What is it with people naming their albums after numbers? ‘Drei’ isn’t even her third one (her second was appropriately called ‘DVA’, but this was followed by ‘Klavírní’…). But back to the point: You can see where this is going before even hearing it: the impassive ice-cold eyes, the cheekbones, the retro-futuristic font… Luckily, I’m a sucker for all that, so let’s jump right in.
Opener, ‘Battles’, establishes a distant, mitteleuropean bleakness that screams Berlin. Every syllable is pronounced and the lyrics are chopped out mid-syllable, giving a ‘Crystal Castles’ sense of edgy unpredictability – albeit less punk. Everything has its place and the overall effect is satisfyingly alienating.
But it doesn’t last – the sparse piano and languishing beats in ‘Destiny Killer’ sound more mid-Atlantic and soulful, which is at odds with the cold Euro-bleeps I’d been gearing up for. Emika certainly has range and isn’t afraid to lay her vulnerabilities bare. ‘My Heart Bleeds Melody’ is an obvious single. The eponymous phrase cadencing pretty much every line. Blunt electro carries the lyrical content, with minimal drums. There’s a sense of ‘Italians Do It Better’ about this, with a strong nod towards the likes of Chromatics and Glass Candy.

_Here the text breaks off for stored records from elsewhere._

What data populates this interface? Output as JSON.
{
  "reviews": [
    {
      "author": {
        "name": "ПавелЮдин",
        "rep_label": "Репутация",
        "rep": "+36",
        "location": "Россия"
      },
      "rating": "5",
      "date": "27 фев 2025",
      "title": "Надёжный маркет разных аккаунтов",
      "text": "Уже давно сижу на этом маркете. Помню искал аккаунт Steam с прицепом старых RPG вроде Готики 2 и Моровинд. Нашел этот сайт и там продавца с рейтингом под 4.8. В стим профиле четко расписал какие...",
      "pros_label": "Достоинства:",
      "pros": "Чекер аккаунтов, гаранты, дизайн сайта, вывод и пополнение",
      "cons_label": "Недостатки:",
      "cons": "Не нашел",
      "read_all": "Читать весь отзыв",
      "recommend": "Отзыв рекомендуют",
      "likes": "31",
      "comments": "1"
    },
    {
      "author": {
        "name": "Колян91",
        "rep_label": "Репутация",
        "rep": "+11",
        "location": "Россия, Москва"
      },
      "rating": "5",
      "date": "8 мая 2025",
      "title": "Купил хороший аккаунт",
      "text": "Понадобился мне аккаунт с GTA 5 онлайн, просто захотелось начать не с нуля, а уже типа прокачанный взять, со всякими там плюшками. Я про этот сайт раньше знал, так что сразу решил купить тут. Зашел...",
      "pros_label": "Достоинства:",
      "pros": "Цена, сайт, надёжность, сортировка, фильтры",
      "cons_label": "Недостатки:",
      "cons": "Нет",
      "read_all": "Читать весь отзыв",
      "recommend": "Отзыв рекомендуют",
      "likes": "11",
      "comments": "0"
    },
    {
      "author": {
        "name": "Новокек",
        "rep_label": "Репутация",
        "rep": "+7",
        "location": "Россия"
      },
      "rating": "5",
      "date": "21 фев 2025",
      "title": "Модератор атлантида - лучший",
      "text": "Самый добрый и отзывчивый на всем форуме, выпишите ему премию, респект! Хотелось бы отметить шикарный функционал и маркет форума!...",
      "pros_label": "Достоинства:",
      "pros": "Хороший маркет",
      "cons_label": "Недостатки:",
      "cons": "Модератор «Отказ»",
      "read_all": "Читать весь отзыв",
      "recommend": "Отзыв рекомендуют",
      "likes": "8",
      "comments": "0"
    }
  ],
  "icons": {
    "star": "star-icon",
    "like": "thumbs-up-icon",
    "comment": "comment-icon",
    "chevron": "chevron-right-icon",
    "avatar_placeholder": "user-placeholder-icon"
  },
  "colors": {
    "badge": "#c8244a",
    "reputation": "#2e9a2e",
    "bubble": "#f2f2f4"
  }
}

‘Miracles (Prelude)’ introduces a male vocal and a glitchy piano sample, bringing to mind Murcof and their ilk. This is a more developed song, which manages to convey just the right amount of menace, augmented by some vaguely off-centre vocal effects.
At this (roughly halfway) point, the album seems to lose its way. ‘Without Expression’ brings back that more soulful vocal style (how ironic), recalling Portishead and, at a push, FKA Twigs. Oddly, Emika straddles the elusive boundary between aloof ice maiden and sultry sex-pot. She’s a little heavy on the FX and some of her production flourishes are a little obvious; reversals and slow-downs aren’t necessary here. ‘Rache’ brings forth yet more tremolo effects and smoky cadences, fat bass and ominous synths. This is where the Portishead aping gets a little too much. ‘Serious Trouble’ is more of the same, albeit more slinky and round-bottomed. That said, I’d listen to this in its own right and not be quite so annoyed by its derivativeness.
The single, ‘Take Me For A Ride’ (bundled separately for some reason) seems to be a remix of ‘My Heart Bleeds Melody’. It’s viable, but just doesn’t have that killer quality that would elevate this album above the myriad female electro artists from the trendier parts of Berlin.
Take Me For A Ride by Emika
What this album lacks in a catchy pop song, it makes up for in production. Essentially, Emika ticks all the boxes for female-led bleak electronica – and she can sing – but lacks the precision of Portishead, the grit of Crystal Castles and the wanton pop melodies of Ladytron. Arguably, Emika is still carving her own niche, but for me, the references are just a little too obvious.
I’m an optimist though: since leaving Ninja Tune to start ‘Emika Records’, perhaps she’ll have the freedom to develop more of a signature sound – and if the production values are maintained, then we might be on to a winner. So watch this space. Best track – no surprises here – ‘Take me for a Ride’ which you can download for free for a limited time (thanks to Mixmag).
Reviewer: Andrew Fletcher